> _SUPPLIED INFORMATION_

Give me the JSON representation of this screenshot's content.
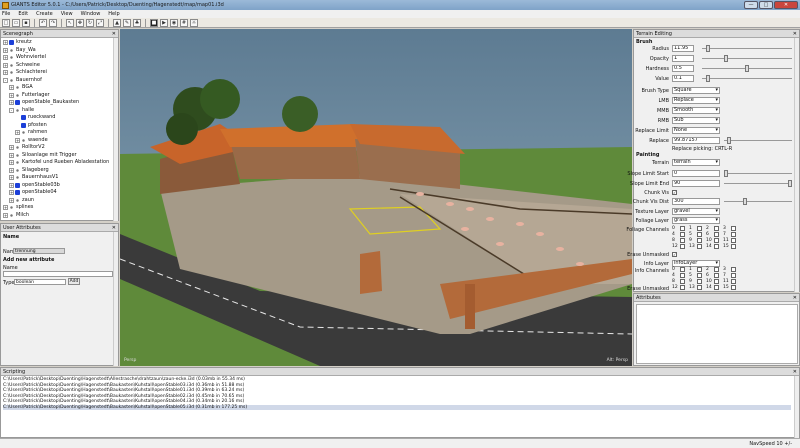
{
  "window": {
    "title": "GIANTS Editor 5.0.1 - C:/Users/Patrick/Desktop/Duenting/Hagenstedt/map/map01.i3d",
    "min": "—",
    "max": "□",
    "close": "✕"
  },
  "menu": [
    "File",
    "Edit",
    "Create",
    "View",
    "Window",
    "Help"
  ],
  "scenegraph": {
    "title": "Scenegraph",
    "close": "✕",
    "nodes": [
      {
        "label": "kreutz",
        "indent": 1,
        "icon": "shape",
        "exp": "+"
      },
      {
        "label": "Bay_Wa",
        "indent": 1,
        "icon": "group",
        "exp": "+"
      },
      {
        "label": "Wohnviertel",
        "indent": 1,
        "icon": "group",
        "exp": "+"
      },
      {
        "label": "Schweine",
        "indent": 1,
        "icon": "group",
        "exp": "+"
      },
      {
        "label": "Schlachterei",
        "indent": 1,
        "icon": "group",
        "exp": "+"
      },
      {
        "label": "Bauernhof",
        "indent": 1,
        "icon": "group",
        "exp": "-"
      },
      {
        "label": "BGA",
        "indent": 2,
        "icon": "group",
        "exp": "+"
      },
      {
        "label": "Futterlager",
        "indent": 2,
        "icon": "group",
        "exp": "+"
      },
      {
        "label": "openStable_Baukasten",
        "indent": 2,
        "icon": "shape",
        "exp": "+"
      },
      {
        "label": "halle",
        "indent": 2,
        "icon": "group",
        "exp": "-"
      },
      {
        "label": "rueckwand",
        "indent": 3,
        "icon": "shape",
        "exp": ""
      },
      {
        "label": "pfosten",
        "indent": 3,
        "icon": "shape",
        "exp": ""
      },
      {
        "label": "rahmen",
        "indent": 3,
        "icon": "group",
        "exp": "+"
      },
      {
        "label": "waende",
        "indent": 3,
        "icon": "group",
        "exp": "+"
      },
      {
        "label": "RolltorV2",
        "indent": 2,
        "icon": "group",
        "exp": "+"
      },
      {
        "label": "Siloanlage mit Trigger",
        "indent": 2,
        "icon": "group",
        "exp": "+"
      },
      {
        "label": "Kartofel und Rueben Abladestation",
        "indent": 2,
        "icon": "group",
        "exp": "+"
      },
      {
        "label": "Silageberg",
        "indent": 2,
        "icon": "group",
        "exp": "+"
      },
      {
        "label": "BauernhausV1",
        "indent": 2,
        "icon": "group",
        "exp": "+"
      },
      {
        "label": "openStable03b",
        "indent": 2,
        "icon": "shape",
        "exp": "+"
      },
      {
        "label": "openStable04",
        "indent": 2,
        "icon": "shape",
        "exp": "+"
      },
      {
        "label": "zaun",
        "indent": 2,
        "icon": "group",
        "exp": "+"
      },
      {
        "label": "splines",
        "indent": 1,
        "icon": "group",
        "exp": "+"
      },
      {
        "label": "Milch",
        "indent": 1,
        "icon": "group",
        "exp": "+"
      }
    ]
  },
  "user_attributes": {
    "title": "User Attributes",
    "close": "✕",
    "name_header": "Name",
    "name_label": "Name",
    "name_value": "trennung",
    "add_new": "Add new attribute",
    "new_name_label": "Name",
    "type_label": "Type",
    "type_value": "boolean",
    "add_button": "Add"
  },
  "viewport": {
    "label_left": "Persp",
    "label_right": "Alt: Persp"
  },
  "terrain_editing": {
    "title": "Terrain Editing",
    "close": "✕",
    "brush_section": "Brush",
    "radius_label": "Radius",
    "radius_value": "11.95",
    "radius_level": 0.05,
    "opacity_label": "Opacity",
    "opacity_value": "1",
    "opacity_level": 0.25,
    "hardness_label": "Hardness",
    "hardness_value": "0.5",
    "hardness_level": 0.5,
    "value_label": "Value",
    "value_value": "0.1",
    "value_level": 0.05,
    "brush_type_label": "Brush Type",
    "brush_type_value": "Square",
    "lmb_label": "LMB",
    "lmb_value": "Replace",
    "mmb_label": "MMB",
    "mmb_value": "Smooth",
    "rmb_label": "RMB",
    "rmb_value": "Sub",
    "replace_limit_label": "Replace Limit",
    "replace_limit_value": "None",
    "replace_label": "Replace",
    "replace_value": "99.87157",
    "replace_level": 0.05,
    "replace_picking": "Replace picking: CRTL-R",
    "painting_section": "Painting",
    "terrain_label": "Terrain",
    "terrain_value": "terrain",
    "slope_start_label": "Slope Limit Start",
    "slope_start_value": "0",
    "slope_start_level": 0.0,
    "slope_end_label": "Slope Limit End",
    "slope_end_value": "90",
    "slope_end_level": 1.0,
    "chunk_vis_label": "Chunk Vis",
    "chunk_vis_checked": "✓",
    "chunk_vis_dist_label": "Chunk Vis Dist",
    "chunk_vis_dist_value": "300",
    "chunk_vis_dist_level": 0.3,
    "texture_layer_label": "Texture Layer",
    "texture_layer_value": "gravel",
    "foliage_layer_label": "Foliage Layer",
    "foliage_layer_value": "grass",
    "foliage_channels_label": "Foliage Channels",
    "foliage_channels": [
      "0",
      "1",
      "2",
      "3",
      "4",
      "5",
      "6",
      "7",
      "8",
      "9",
      "10",
      "11",
      "12",
      "13",
      "14",
      "15"
    ],
    "erase_unmasked_label": "Erase Unmasked",
    "erase_unmasked_checked": "✓",
    "info_layer_label": "Info Layer",
    "info_layer_value": "infoLayer",
    "info_channels_label": "Info Channels",
    "info_channels": [
      "0",
      "1",
      "2",
      "3",
      "4",
      "5",
      "6",
      "7",
      "8",
      "9",
      "10",
      "11",
      "12",
      "13",
      "14",
      "15"
    ],
    "erase_unmasked2_label": "Erase Unmasked"
  },
  "attributes": {
    "title": "Attributes",
    "close": "✕"
  },
  "scripting": {
    "title": "Scripting",
    "close": "✕",
    "lines": [
      "C:\\Users\\Patrick\\Desktop\\Duenting\\Hagenstedt\\Allestrasche\\drahtzaun\\zaun-ecke.i3d (0.03mb in 55.34 ms)",
      "C:\\Users\\Patrick\\Desktop\\Duenting\\Hagenstedt\\Baukasten\\Kuhstall\\openStable03.i3d (0.36mb in 51.88 ms)",
      "C:\\Users\\Patrick\\Desktop\\Duenting\\Hagenstedt\\Baukasten\\Kuhstall\\openStable01.i3d (0.39mb in 63.24 ms)",
      "C:\\Users\\Patrick\\Desktop\\Duenting\\Hagenstedt\\Baukasten\\Kuhstall\\openStable02.i3d (0.45mb in 70.65 ms)",
      "C:\\Users\\Patrick\\Desktop\\Duenting\\Hagenstedt\\Baukasten\\Kuhstall\\openStable04.i3d (0.34mb in 20.16 ms)",
      "C:\\Users\\Patrick\\Desktop\\Duenting\\Hagenstedt\\Baukasten\\Kuhstall\\openStable05.i3d (0.31mb in 177.25 ms)"
    ]
  },
  "status": {
    "navspeed": "NavSpeed 10 +/-"
  }
}
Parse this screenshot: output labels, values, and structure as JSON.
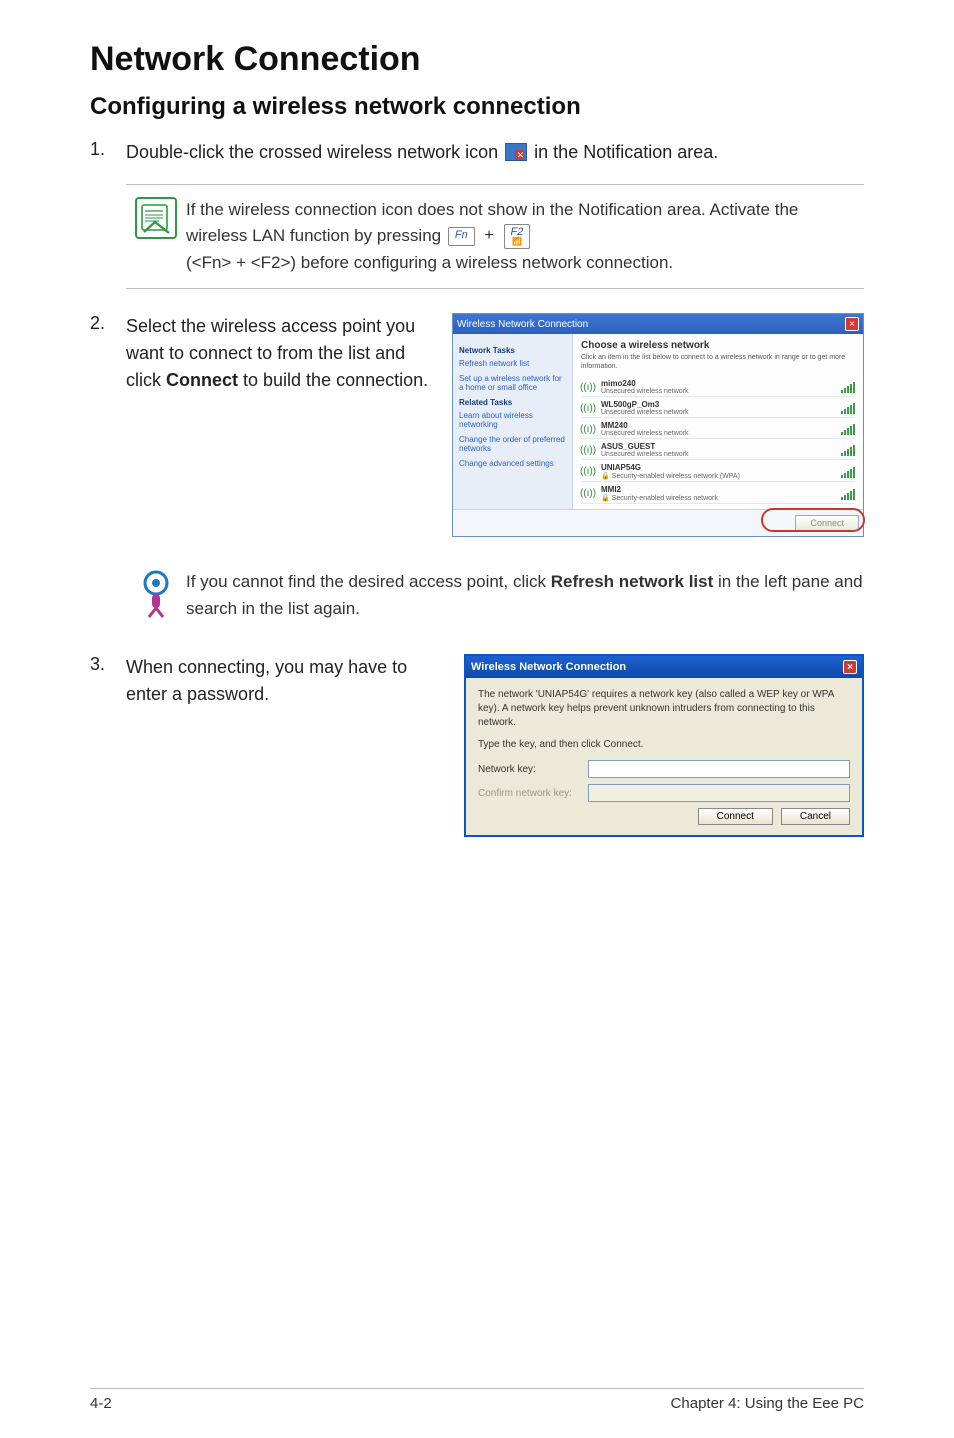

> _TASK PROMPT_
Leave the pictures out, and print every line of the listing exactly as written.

> _WRITTEN ANSWER_
Give me the JSON representation of this screenshot's content.
{
  "window": {
    "title": "GIANTS Editor 5.0.1 - C:/Users/Patrick/Desktop/Duenting/Hagenstedt/map/map01.i3d",
    "min": "—",
    "max": "□",
    "close": "✕"
  },
  "menu": [
    "File",
    "Edit",
    "Create",
    "View",
    "Window",
    "Help"
  ],
  "scenegraph": {
    "title": "Scenegraph",
    "close": "✕",
    "nodes": [
      {
        "label": "kreutz",
        "indent": 1,
        "icon": "shape",
        "exp": "+"
      },
      {
        "label": "Bay_Wa",
        "indent": 1,
        "icon": "group",
        "exp": "+"
      },
      {
        "label": "Wohnviertel",
        "indent": 1,
        "icon": "group",
        "exp": "+"
      },
      {
        "label": "Schweine",
        "indent": 1,
        "icon": "group",
        "exp": "+"
      },
      {
        "label": "Schlachterei",
        "indent": 1,
        "icon": "group",
        "exp": "+"
      },
      {
        "label": "Bauernhof",
        "indent": 1,
        "icon": "group",
        "exp": "-"
      },
      {
        "label": "BGA",
        "indent": 2,
        "icon": "group",
        "exp": "+"
      },
      {
        "label": "Futterlager",
        "indent": 2,
        "icon": "group",
        "exp": "+"
      },
      {
        "label": "openStable_Baukasten",
        "indent": 2,
        "icon": "shape",
        "exp": "+"
      },
      {
        "label": "halle",
        "indent": 2,
        "icon": "group",
        "exp": "-"
      },
      {
        "label": "rueckwand",
        "indent": 3,
        "icon": "shape",
        "exp": ""
      },
      {
        "label": "pfosten",
        "indent": 3,
        "icon": "shape",
        "exp": ""
      },
      {
        "label": "rahmen",
        "indent": 3,
        "icon": "group",
        "exp": "+"
      },
      {
        "label": "waende",
        "indent": 3,
        "icon": "group",
        "exp": "+"
      },
      {
        "label": "RolltorV2",
        "indent": 2,
        "icon": "group",
        "exp": "+"
      },
      {
        "label": "Siloanlage mit Trigger",
        "indent": 2,
        "icon": "group",
        "exp": "+"
      },
      {
        "label": "Kartofel und Rueben Abladestation",
        "indent": 2,
        "icon": "group",
        "exp": "+"
      },
      {
        "label": "Silageberg",
        "indent": 2,
        "icon": "group",
        "exp": "+"
      },
      {
        "label": "BauernhausV1",
        "indent": 2,
        "icon": "group",
        "exp": "+"
      },
      {
        "label": "openStable03b",
        "indent": 2,
        "icon": "shape",
        "exp": "+"
      },
      {
        "label": "openStable04",
        "indent": 2,
        "icon": "shape",
        "exp": "+"
      },
      {
        "label": "zaun",
        "indent": 2,
        "icon": "group",
        "exp": "+"
      },
      {
        "label": "splines",
        "indent": 1,
        "icon": "group",
        "exp": "+"
      },
      {
        "label": "Milch",
        "indent": 1,
        "icon": "group",
        "exp": "+"
      }
    ]
  },
  "user_attributes": {
    "title": "User Attributes",
    "close": "✕",
    "name_header": "Name",
    "name_label": "Name",
    "name_value": "trennung",
    "add_new": "Add new attribute",
    "new_name_label": "Name",
    "type_label": "Type",
    "type_value": "boolean",
    "add_button": "Add"
  },
  "viewport": {
    "label_left": "Persp",
    "label_right": "Alt: Persp"
  },
  "terrain_editing": {
    "title": "Terrain Editing",
    "close": "✕",
    "brush_section": "Brush",
    "radius_label": "Radius",
    "radius_value": "11.95",
    "radius_level": 0.05,
    "opacity_label": "Opacity",
    "opacity_value": "1",
    "opacity_level": 0.25,
    "hardness_label": "Hardness",
    "hardness_value": "0.5",
    "hardness_level": 0.5,
    "value_label": "Value",
    "value_value": "0.1",
    "value_level": 0.05,
    "brush_type_label": "Brush Type",
    "brush_type_value": "Square",
    "lmb_label": "LMB",
    "lmb_value": "Replace",
    "mmb_label": "MMB",
    "mmb_value": "Smooth",
    "rmb_label": "RMB",
    "rmb_value": "Sub",
    "replace_limit_label": "Replace Limit",
    "replace_limit_value": "None",
    "replace_label": "Replace",
    "replace_value": "99.87157",
    "replace_level": 0.05,
    "replace_picking": "Replace picking: CRTL-R",
    "painting_section": "Painting",
    "terrain_label": "Terrain",
    "terrain_value": "terrain",
    "slope_start_label": "Slope Limit Start",
    "slope_start_value": "0",
    "slope_start_level": 0.0,
    "slope_end_label": "Slope Limit End",
    "slope_end_value": "90",
    "slope_end_level": 1.0,
    "chunk_vis_label": "Chunk Vis",
    "chunk_vis_checked": "✓",
    "chunk_vis_dist_label": "Chunk Vis Dist",
    "chunk_vis_dist_value": "300",
    "chunk_vis_dist_level": 0.3,
    "texture_layer_label": "Texture Layer",
    "texture_layer_value": "gravel",
    "foliage_layer_label": "Foliage Layer",
    "foliage_layer_value": "grass",
    "foliage_channels_label": "Foliage Channels",
    "foliage_channels": [
      "0",
      "1",
      "2",
      "3",
      "4",
      "5",
      "6",
      "7",
      "8",
      "9",
      "10",
      "11",
      "12",
      "13",
      "14",
      "15"
    ],
    "erase_unmasked_label": "Erase Unmasked",
    "erase_unmasked_checked": "✓",
    "info_layer_label": "Info Layer",
    "info_layer_value": "infoLayer",
    "info_channels_label": "Info Channels",
    "info_channels": [
      "0",
      "1",
      "2",
      "3",
      "4",
      "5",
      "6",
      "7",
      "8",
      "9",
      "10",
      "11",
      "12",
      "13",
      "14",
      "15"
    ],
    "erase_unmasked2_label": "Erase Unmasked"
  },
  "attributes": {
    "title": "Attributes",
    "close": "✕"
  },
  "scripting": {
    "title": "Scripting",
    "close": "✕",
    "lines": [
      "C:\\Users\\Patrick\\Desktop\\Duenting\\Hagenstedt\\Allestrasche\\drahtzaun\\zaun-ecke.i3d (0.03mb in 55.34 ms)",
      "C:\\Users\\Patrick\\Desktop\\Duenting\\Hagenstedt\\Baukasten\\Kuhstall\\openStable03.i3d (0.36mb in 51.88 ms)",
      "C:\\Users\\Patrick\\Desktop\\Duenting\\Hagenstedt\\Baukasten\\Kuhstall\\openStable01.i3d (0.39mb in 63.24 ms)",
      "C:\\Users\\Patrick\\Desktop\\Duenting\\Hagenstedt\\Baukasten\\Kuhstall\\openStable02.i3d (0.45mb in 70.65 ms)",
      "C:\\Users\\Patrick\\Desktop\\Duenting\\Hagenstedt\\Baukasten\\Kuhstall\\openStable04.i3d (0.34mb in 20.16 ms)",
      "C:\\Users\\Patrick\\Desktop\\Duenting\\Hagenstedt\\Baukasten\\Kuhstall\\openStable05.i3d (0.31mb in 177.25 ms)"
    ]
  },
  "status": {
    "navspeed": "NavSpeed 10 +/-"
  }
}
Parse this screenshot: output labels, values, and structure as JSON.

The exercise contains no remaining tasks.